◆ Assignment
Copy the records exactly. Every line must match.

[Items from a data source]

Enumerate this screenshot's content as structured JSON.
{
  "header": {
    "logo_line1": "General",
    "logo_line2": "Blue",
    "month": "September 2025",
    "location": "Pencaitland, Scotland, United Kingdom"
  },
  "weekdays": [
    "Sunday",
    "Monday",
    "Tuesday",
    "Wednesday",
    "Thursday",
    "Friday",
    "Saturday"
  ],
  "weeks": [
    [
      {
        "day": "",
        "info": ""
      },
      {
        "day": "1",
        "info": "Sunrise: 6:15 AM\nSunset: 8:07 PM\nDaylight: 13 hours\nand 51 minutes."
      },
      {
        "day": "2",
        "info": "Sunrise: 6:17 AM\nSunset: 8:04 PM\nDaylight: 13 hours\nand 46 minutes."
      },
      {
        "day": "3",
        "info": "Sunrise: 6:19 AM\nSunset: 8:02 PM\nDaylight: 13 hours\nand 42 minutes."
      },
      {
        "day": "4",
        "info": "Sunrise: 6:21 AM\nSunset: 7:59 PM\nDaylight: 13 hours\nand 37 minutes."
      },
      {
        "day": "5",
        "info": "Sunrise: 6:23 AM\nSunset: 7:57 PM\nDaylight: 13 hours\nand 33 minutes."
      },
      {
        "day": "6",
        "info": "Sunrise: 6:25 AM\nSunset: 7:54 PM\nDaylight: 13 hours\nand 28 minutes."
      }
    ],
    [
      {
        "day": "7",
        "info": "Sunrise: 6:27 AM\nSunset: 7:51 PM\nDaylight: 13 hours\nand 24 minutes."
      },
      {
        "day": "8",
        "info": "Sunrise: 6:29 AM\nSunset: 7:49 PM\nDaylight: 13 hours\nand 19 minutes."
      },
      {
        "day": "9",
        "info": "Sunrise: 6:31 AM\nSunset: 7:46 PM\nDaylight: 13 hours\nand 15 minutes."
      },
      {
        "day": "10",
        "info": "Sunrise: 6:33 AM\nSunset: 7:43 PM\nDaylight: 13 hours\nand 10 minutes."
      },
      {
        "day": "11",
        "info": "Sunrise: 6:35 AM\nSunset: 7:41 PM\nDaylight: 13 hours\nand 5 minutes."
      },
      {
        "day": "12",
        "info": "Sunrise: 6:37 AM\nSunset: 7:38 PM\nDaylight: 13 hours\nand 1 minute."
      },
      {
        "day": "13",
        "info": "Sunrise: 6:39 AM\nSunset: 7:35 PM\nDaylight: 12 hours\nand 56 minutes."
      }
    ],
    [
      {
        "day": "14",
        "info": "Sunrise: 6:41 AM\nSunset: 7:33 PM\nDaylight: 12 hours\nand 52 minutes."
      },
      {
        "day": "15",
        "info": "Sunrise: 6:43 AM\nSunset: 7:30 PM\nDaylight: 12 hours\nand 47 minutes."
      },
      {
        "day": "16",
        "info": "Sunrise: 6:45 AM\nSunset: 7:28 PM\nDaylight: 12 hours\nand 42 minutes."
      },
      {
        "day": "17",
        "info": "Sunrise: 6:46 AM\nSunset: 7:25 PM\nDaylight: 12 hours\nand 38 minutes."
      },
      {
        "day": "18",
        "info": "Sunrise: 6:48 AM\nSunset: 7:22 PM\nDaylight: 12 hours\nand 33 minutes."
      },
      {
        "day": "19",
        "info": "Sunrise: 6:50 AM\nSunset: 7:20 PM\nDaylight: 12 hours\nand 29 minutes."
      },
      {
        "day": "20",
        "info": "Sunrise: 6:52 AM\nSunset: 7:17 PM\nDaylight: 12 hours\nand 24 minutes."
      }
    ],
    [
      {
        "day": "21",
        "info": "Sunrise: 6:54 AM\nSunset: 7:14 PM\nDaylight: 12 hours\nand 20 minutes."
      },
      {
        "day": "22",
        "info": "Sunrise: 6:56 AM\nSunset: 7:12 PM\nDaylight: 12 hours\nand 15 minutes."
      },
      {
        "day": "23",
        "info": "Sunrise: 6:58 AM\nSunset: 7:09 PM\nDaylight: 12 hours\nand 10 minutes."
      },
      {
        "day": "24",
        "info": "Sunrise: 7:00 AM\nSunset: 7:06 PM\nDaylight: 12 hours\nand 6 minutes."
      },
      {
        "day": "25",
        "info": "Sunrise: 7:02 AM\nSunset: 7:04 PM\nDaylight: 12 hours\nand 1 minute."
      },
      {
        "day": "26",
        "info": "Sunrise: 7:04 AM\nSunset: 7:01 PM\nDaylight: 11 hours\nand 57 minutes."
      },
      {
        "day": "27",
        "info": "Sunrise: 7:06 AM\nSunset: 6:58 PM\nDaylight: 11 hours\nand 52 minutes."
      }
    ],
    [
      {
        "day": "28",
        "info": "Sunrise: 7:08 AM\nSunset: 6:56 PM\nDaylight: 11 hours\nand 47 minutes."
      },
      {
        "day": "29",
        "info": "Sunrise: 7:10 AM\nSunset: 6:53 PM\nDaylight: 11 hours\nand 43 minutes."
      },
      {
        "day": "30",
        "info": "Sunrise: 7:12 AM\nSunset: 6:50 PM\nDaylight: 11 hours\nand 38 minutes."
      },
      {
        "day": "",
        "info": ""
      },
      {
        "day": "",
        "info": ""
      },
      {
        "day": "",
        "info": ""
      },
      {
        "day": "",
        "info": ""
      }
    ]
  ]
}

◆ Response to this task
Enumerate this screenshot's content as structured JSON.
{
  "header": {
    "logo_line1": "General",
    "logo_line2": "Blue",
    "month": "September 2025",
    "location": "Pencaitland, Scotland, United Kingdom"
  },
  "weekdays": [
    "Sunday",
    "Monday",
    "Tuesday",
    "Wednesday",
    "Thursday",
    "Friday",
    "Saturday"
  ],
  "weeks": [
    [
      {
        "day": "",
        "info": ""
      },
      {
        "day": "1",
        "info": "Sunrise: 6:15 AM\nSunset: 8:07 PM\nDaylight: 13 hours\nand 51 minutes."
      },
      {
        "day": "2",
        "info": "Sunrise: 6:17 AM\nSunset: 8:04 PM\nDaylight: 13 hours\nand 46 minutes."
      },
      {
        "day": "3",
        "info": "Sunrise: 6:19 AM\nSunset: 8:02 PM\nDaylight: 13 hours\nand 42 minutes."
      },
      {
        "day": "4",
        "info": "Sunrise: 6:21 AM\nSunset: 7:59 PM\nDaylight: 13 hours\nand 37 minutes."
      },
      {
        "day": "5",
        "info": "Sunrise: 6:23 AM\nSunset: 7:57 PM\nDaylight: 13 hours\nand 33 minutes."
      },
      {
        "day": "6",
        "info": "Sunrise: 6:25 AM\nSunset: 7:54 PM\nDaylight: 13 hours\nand 28 minutes."
      }
    ],
    [
      {
        "day": "7",
        "info": "Sunrise: 6:27 AM\nSunset: 7:51 PM\nDaylight: 13 hours\nand 24 minutes."
      },
      {
        "day": "8",
        "info": "Sunrise: 6:29 AM\nSunset: 7:49 PM\nDaylight: 13 hours\nand 19 minutes."
      },
      {
        "day": "9",
        "info": "Sunrise: 6:31 AM\nSunset: 7:46 PM\nDaylight: 13 hours\nand 15 minutes."
      },
      {
        "day": "10",
        "info": "Sunrise: 6:33 AM\nSunset: 7:43 PM\nDaylight: 13 hours\nand 10 minutes."
      },
      {
        "day": "11",
        "info": "Sunrise: 6:35 AM\nSunset: 7:41 PM\nDaylight: 13 hours\nand 5 minutes."
      },
      {
        "day": "12",
        "info": "Sunrise: 6:37 AM\nSunset: 7:38 PM\nDaylight: 13 hours\nand 1 minute."
      },
      {
        "day": "13",
        "info": "Sunrise: 6:39 AM\nSunset: 7:35 PM\nDaylight: 12 hours\nand 56 minutes."
      }
    ],
    [
      {
        "day": "14",
        "info": "Sunrise: 6:41 AM\nSunset: 7:33 PM\nDaylight: 12 hours\nand 52 minutes."
      },
      {
        "day": "15",
        "info": "Sunrise: 6:43 AM\nSunset: 7:30 PM\nDaylight: 12 hours\nand 47 minutes."
      },
      {
        "day": "16",
        "info": "Sunrise: 6:45 AM\nSunset: 7:28 PM\nDaylight: 12 hours\nand 42 minutes."
      },
      {
        "day": "17",
        "info": "Sunrise: 6:46 AM\nSunset: 7:25 PM\nDaylight: 12 hours\nand 38 minutes."
      },
      {
        "day": "18",
        "info": "Sunrise: 6:48 AM\nSunset: 7:22 PM\nDaylight: 12 hours\nand 33 minutes."
      },
      {
        "day": "19",
        "info": "Sunrise: 6:50 AM\nSunset: 7:20 PM\nDaylight: 12 hours\nand 29 minutes."
      },
      {
        "day": "20",
        "info": "Sunrise: 6:52 AM\nSunset: 7:17 PM\nDaylight: 12 hours\nand 24 minutes."
      }
    ],
    [
      {
        "day": "21",
        "info": "Sunrise: 6:54 AM\nSunset: 7:14 PM\nDaylight: 12 hours\nand 20 minutes."
      },
      {
        "day": "22",
        "info": "Sunrise: 6:56 AM\nSunset: 7:12 PM\nDaylight: 12 hours\nand 15 minutes."
      },
      {
        "day": "23",
        "info": "Sunrise: 6:58 AM\nSunset: 7:09 PM\nDaylight: 12 hours\nand 10 minutes."
      },
      {
        "day": "24",
        "info": "Sunrise: 7:00 AM\nSunset: 7:06 PM\nDaylight: 12 hours\nand 6 minutes."
      },
      {
        "day": "25",
        "info": "Sunrise: 7:02 AM\nSunset: 7:04 PM\nDaylight: 12 hours\nand 1 minute."
      },
      {
        "day": "26",
        "info": "Sunrise: 7:04 AM\nSunset: 7:01 PM\nDaylight: 11 hours\nand 57 minutes."
      },
      {
        "day": "27",
        "info": "Sunrise: 7:06 AM\nSunset: 6:58 PM\nDaylight: 11 hours\nand 52 minutes."
      }
    ],
    [
      {
        "day": "28",
        "info": "Sunrise: 7:08 AM\nSunset: 6:56 PM\nDaylight: 11 hours\nand 47 minutes."
      },
      {
        "day": "29",
        "info": "Sunrise: 7:10 AM\nSunset: 6:53 PM\nDaylight: 11 hours\nand 43 minutes."
      },
      {
        "day": "30",
        "info": "Sunrise: 7:12 AM\nSunset: 6:50 PM\nDaylight: 11 hours\nand 38 minutes."
      },
      {
        "day": "",
        "info": ""
      },
      {
        "day": "",
        "info": ""
      },
      {
        "day": "",
        "info": ""
      },
      {
        "day": "",
        "info": ""
      }
    ]
  ]
}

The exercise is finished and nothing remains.